Yesterday, when Yahoo CEO, Jerry Yang formally spelled out the reasons to shareholders for why his board rejected Microsoft’s $42 billion offer, he made it sound like everything was roses:
I wanted to reach out to you personally to let you know why your Board of Directors, after a careful review by Yahoo!’s management along with our financial and legal advisors, believes that Microsoft’s proposal substantially undervalues Yahoo! and is not in the best interests of our stockholders
Of course, communication with one’s shareholders always needs to walk a fine line between sobering and optimistic, but good luck to any shareholders who can’t see through the spin.
So, if not Microsoft, who? It’s obvious that a sale to someone is imminent.
The New York Times is suggesting that a deal is close to being struck with News Corp:
News Corp. and a private equity firm reportedly would buy significant stakes in Yahoo as part of a complex deal designed to push the Sunnyvale-based company’s market value toward $50 billion.
The Times, on the other hand, believe that AOL might be the next to step up:
It is also understood that one option being explored is to restart merger talks with AOL, the online business owned by Time Warner.
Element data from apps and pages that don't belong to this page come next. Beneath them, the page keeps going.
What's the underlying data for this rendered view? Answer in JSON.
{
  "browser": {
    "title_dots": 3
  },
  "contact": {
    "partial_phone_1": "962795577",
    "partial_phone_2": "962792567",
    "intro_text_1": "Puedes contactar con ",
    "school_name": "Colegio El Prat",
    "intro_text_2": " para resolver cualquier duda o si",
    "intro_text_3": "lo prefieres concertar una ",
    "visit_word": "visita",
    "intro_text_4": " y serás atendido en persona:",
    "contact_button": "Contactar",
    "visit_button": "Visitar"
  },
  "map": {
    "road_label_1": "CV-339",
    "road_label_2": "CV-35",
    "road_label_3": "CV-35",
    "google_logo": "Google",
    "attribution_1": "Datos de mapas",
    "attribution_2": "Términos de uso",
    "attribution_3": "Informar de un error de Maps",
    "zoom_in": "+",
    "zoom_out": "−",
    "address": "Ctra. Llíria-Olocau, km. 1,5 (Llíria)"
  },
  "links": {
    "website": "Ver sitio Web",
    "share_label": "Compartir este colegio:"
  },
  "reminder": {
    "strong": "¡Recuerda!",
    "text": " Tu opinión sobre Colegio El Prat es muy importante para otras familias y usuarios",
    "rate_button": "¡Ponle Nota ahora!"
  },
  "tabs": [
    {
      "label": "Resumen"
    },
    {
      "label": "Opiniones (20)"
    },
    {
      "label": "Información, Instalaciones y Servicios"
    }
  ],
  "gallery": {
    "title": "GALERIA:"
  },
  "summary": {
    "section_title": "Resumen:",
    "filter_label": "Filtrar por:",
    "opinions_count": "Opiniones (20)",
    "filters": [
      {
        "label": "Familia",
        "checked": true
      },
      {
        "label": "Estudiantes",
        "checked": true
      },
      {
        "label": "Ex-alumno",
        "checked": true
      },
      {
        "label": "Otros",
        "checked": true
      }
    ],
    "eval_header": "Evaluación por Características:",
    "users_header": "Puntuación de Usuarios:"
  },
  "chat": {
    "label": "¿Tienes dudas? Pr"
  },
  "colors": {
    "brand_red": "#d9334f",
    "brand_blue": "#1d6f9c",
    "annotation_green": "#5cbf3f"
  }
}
Tie-ups with groups such as Google or Disney are also being considered.
For what it’s worth, the newly launched Industry Standard‘s community place 60% odds on Yahoo succumbing to an alternative bidder (registration required).
Yang is no doubt feeling the pressure, not helped much by a bunch of retiree shareholders trying to flex their shareholder muscle with a law suit. He knows that even if Microsoft ends up as the buyer, he’ll likely be ousted from his position.
Fun times in the hot seat.